Myth: Probate costs and attorney fees are usually as high as 10% of your estate.
Fact: Arizona court costs to open a probate are very modest. In addition, Arizona lawyers may charge only reasonable fees for necessary services, not percentage fees. Fees may increase in the event of tax issues, disputed creditor claims, or other litigation, but these same issues can arise with a trust.
Myth: In probate, assets are not distributed for several years.
Fact: An informal probate procedure can start as early as five days after death, and distribution can occur as soon as it is clear there are sufficient assets to pay expenses, creditors and taxes.
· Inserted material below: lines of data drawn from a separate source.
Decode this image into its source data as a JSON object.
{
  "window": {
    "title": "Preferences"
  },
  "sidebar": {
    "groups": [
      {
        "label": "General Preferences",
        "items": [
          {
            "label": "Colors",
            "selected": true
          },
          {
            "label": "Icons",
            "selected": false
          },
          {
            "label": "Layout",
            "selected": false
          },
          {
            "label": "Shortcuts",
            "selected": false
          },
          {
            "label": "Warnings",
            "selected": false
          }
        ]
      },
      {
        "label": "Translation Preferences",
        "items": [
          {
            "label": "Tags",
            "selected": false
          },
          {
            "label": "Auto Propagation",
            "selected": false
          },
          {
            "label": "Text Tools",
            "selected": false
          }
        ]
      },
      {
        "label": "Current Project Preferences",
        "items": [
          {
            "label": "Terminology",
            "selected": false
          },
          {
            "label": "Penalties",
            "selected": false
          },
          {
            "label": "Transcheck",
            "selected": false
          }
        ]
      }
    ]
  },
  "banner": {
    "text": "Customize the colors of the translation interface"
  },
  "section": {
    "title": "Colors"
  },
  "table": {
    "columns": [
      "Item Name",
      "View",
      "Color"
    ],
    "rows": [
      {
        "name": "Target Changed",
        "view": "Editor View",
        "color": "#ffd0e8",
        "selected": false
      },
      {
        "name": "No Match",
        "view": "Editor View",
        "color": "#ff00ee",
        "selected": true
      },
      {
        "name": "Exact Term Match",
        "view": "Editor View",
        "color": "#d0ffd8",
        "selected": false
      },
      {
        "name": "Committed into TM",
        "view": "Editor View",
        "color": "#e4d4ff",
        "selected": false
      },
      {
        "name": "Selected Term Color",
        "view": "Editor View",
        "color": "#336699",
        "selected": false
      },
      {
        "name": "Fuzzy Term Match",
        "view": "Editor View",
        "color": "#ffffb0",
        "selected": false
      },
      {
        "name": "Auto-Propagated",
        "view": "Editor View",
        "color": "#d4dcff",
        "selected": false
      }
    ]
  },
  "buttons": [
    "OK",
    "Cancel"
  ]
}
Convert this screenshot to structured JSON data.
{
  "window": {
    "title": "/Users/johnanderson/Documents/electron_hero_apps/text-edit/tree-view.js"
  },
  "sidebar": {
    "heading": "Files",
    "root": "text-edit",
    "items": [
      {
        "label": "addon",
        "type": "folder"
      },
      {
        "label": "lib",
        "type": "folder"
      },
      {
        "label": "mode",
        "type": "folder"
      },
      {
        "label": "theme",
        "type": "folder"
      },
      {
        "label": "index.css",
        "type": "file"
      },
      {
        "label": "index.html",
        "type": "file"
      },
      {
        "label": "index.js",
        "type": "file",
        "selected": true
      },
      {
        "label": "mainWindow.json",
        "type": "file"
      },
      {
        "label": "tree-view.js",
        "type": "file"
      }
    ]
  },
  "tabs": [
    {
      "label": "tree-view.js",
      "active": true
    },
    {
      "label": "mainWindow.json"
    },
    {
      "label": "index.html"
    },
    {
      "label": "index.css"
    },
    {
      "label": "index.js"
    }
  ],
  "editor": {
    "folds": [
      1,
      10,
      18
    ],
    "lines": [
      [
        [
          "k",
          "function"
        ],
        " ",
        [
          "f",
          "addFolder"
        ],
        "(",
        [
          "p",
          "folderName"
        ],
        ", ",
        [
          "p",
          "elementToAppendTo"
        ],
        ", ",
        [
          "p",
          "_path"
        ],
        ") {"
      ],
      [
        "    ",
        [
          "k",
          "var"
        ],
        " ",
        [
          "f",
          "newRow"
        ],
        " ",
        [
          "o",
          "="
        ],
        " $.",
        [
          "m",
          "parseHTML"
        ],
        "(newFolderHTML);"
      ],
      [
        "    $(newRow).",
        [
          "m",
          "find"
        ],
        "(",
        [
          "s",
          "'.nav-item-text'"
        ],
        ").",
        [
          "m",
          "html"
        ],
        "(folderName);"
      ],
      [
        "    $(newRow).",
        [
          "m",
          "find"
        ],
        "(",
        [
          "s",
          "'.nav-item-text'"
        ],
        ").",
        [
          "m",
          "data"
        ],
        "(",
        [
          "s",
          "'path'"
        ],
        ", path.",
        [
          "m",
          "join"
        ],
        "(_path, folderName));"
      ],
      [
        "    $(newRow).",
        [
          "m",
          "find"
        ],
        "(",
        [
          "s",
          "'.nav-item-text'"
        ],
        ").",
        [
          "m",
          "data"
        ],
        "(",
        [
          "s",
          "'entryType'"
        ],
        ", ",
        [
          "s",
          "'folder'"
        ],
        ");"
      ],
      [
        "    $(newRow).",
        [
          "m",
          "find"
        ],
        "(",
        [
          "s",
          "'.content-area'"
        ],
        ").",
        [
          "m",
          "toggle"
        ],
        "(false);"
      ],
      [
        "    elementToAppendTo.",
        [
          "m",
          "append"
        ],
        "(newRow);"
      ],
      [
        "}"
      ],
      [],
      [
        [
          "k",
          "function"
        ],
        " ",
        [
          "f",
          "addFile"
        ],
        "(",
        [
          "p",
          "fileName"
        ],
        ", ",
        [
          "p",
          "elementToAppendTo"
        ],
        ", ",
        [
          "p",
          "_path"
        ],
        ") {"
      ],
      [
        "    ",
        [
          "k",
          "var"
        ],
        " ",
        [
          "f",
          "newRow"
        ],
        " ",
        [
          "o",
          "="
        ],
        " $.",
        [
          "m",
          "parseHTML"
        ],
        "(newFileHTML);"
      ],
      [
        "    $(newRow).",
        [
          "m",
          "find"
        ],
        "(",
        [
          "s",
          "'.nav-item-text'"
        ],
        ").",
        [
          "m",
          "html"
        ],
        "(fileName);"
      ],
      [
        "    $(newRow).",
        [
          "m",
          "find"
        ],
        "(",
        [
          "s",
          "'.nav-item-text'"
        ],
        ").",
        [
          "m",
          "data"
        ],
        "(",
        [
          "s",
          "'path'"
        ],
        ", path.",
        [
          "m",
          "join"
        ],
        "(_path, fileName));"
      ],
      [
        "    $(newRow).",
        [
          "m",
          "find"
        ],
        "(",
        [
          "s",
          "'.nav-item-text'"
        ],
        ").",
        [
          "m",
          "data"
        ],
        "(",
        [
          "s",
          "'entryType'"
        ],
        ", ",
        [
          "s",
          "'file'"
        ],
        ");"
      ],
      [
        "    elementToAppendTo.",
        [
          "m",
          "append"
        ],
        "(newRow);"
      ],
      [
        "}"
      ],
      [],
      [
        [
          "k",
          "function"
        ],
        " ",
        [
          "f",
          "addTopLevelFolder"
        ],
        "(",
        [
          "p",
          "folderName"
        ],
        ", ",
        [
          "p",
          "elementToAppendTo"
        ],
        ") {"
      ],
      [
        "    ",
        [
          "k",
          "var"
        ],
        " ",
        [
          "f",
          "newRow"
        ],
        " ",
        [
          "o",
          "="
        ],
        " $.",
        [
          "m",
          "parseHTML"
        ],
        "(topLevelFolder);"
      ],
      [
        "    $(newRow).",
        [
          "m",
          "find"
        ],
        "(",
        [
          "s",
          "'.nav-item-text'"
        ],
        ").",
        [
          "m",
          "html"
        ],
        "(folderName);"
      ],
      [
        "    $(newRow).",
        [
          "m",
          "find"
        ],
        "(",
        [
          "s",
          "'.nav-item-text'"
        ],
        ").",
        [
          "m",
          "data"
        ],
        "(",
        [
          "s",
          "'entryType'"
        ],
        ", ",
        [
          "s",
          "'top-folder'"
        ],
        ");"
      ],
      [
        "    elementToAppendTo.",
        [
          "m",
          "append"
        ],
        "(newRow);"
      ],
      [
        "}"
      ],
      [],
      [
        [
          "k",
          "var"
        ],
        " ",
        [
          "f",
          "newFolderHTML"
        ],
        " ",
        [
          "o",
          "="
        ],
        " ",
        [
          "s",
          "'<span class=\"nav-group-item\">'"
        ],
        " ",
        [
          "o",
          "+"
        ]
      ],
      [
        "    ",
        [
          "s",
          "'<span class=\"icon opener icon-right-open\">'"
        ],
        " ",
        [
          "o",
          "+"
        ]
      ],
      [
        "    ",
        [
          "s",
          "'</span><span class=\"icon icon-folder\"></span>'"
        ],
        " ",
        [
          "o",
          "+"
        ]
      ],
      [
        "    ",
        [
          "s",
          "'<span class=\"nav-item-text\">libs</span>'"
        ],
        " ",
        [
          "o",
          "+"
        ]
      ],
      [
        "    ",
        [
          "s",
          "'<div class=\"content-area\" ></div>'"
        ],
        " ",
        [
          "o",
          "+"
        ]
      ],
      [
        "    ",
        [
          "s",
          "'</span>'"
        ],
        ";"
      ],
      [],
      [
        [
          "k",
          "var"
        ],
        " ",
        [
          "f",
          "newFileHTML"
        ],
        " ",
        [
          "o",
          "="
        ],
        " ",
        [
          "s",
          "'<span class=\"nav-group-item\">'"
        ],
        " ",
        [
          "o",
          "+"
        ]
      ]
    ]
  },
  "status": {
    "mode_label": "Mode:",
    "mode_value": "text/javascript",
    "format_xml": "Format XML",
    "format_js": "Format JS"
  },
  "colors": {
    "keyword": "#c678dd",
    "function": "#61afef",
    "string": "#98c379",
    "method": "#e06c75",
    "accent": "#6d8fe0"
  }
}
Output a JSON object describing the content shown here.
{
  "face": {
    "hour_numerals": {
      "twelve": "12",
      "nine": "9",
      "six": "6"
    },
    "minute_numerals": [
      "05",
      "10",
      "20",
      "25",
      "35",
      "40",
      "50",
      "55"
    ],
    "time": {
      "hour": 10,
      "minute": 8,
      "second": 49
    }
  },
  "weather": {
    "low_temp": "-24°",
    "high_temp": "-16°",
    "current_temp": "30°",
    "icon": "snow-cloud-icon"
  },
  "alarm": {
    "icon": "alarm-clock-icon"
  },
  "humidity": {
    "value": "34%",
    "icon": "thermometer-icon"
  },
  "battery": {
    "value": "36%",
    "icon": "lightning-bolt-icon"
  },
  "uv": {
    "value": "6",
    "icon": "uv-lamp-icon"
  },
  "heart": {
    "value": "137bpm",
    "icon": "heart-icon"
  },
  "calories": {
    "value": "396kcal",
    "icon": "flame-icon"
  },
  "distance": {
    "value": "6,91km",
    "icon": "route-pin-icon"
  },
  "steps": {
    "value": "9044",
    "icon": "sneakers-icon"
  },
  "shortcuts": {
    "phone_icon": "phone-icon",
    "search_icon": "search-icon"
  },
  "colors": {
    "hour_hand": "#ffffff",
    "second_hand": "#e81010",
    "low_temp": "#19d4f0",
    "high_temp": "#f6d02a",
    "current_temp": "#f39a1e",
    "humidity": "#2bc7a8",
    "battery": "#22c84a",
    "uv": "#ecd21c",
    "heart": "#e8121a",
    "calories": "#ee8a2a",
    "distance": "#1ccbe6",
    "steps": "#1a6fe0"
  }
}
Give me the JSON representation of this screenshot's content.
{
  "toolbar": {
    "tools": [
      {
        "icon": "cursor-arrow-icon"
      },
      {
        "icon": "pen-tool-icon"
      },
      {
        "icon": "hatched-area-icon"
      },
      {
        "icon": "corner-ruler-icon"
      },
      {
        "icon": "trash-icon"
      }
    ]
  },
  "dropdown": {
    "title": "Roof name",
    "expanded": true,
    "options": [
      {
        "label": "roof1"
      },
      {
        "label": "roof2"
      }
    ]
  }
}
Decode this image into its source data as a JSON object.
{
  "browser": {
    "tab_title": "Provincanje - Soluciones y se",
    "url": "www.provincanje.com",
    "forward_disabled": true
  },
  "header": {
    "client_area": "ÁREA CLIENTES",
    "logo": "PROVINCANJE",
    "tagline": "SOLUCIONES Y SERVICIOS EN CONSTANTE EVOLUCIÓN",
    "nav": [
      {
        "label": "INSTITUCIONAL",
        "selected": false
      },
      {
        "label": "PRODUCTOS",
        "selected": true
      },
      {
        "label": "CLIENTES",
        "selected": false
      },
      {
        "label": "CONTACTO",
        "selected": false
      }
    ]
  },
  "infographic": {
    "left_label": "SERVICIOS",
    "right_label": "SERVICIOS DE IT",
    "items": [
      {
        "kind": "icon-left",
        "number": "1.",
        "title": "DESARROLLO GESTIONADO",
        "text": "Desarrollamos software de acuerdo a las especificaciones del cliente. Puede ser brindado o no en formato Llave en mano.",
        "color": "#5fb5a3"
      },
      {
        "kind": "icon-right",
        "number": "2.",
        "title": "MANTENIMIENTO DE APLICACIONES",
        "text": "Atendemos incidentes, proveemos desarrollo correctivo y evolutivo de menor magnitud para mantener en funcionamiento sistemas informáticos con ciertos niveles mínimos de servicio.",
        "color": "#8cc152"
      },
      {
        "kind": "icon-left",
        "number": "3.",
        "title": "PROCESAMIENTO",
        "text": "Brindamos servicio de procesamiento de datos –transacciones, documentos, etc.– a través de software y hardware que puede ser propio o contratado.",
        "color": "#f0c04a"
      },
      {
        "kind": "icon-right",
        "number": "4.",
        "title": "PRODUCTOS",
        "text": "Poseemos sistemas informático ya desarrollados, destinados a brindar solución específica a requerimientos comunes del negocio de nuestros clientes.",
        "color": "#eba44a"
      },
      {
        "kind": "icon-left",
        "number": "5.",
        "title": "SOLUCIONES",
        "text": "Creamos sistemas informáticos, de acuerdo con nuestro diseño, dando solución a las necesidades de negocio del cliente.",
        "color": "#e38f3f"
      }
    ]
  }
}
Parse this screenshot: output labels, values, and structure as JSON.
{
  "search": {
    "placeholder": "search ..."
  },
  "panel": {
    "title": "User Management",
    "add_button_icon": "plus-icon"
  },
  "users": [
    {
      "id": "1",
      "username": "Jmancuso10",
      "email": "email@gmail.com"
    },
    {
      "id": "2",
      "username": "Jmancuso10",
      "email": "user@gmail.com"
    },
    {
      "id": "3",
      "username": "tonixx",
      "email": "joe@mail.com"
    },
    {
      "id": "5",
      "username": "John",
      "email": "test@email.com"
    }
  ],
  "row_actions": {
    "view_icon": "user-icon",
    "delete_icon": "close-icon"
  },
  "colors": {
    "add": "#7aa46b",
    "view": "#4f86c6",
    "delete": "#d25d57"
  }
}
Creditors have up to four months to submit claims and the personal representative may, but need not, delay distribution until the end of the creditors’ claim period. A trustee may also have to delay distribution to pay taxes or divide property. An improperly prepared trust may require money and time to correct before distribution can be carried out.
Myth: Probate forces the liquidation of your assets.
Fact: Liquidating assets is necessary only to pay expenses, creditors, taxes, or to make distributions to beneficiaries. Assets may be transferred in kind.
Myth: Probate litigation is more expensive than trust litigation.
Fact: Unhappy family members or beneficiaries can challenge both wills and trusts. A trust is not a guarantee against litigation. Expenses will depend on the nature of the litigation. Call me if you foresee future litigation concerning your estate.
Myth: A trust will avoid federal estate taxes.
Fact: A will or trust that provides for a “credit shelter trust” arrangement can reduce estate taxes for married couples who have combined assets over the federal estate tax exemption ($10,860,000). A trust in and of itself does not reduce estate taxes at an individual’s death, nor does a will.
Myth: Probate proceedings are complex and require special court approval.
Fact: In Arizona, most estates use informal probate procedures that do not require formal court approval. In most cases, personal appearance in court is not required.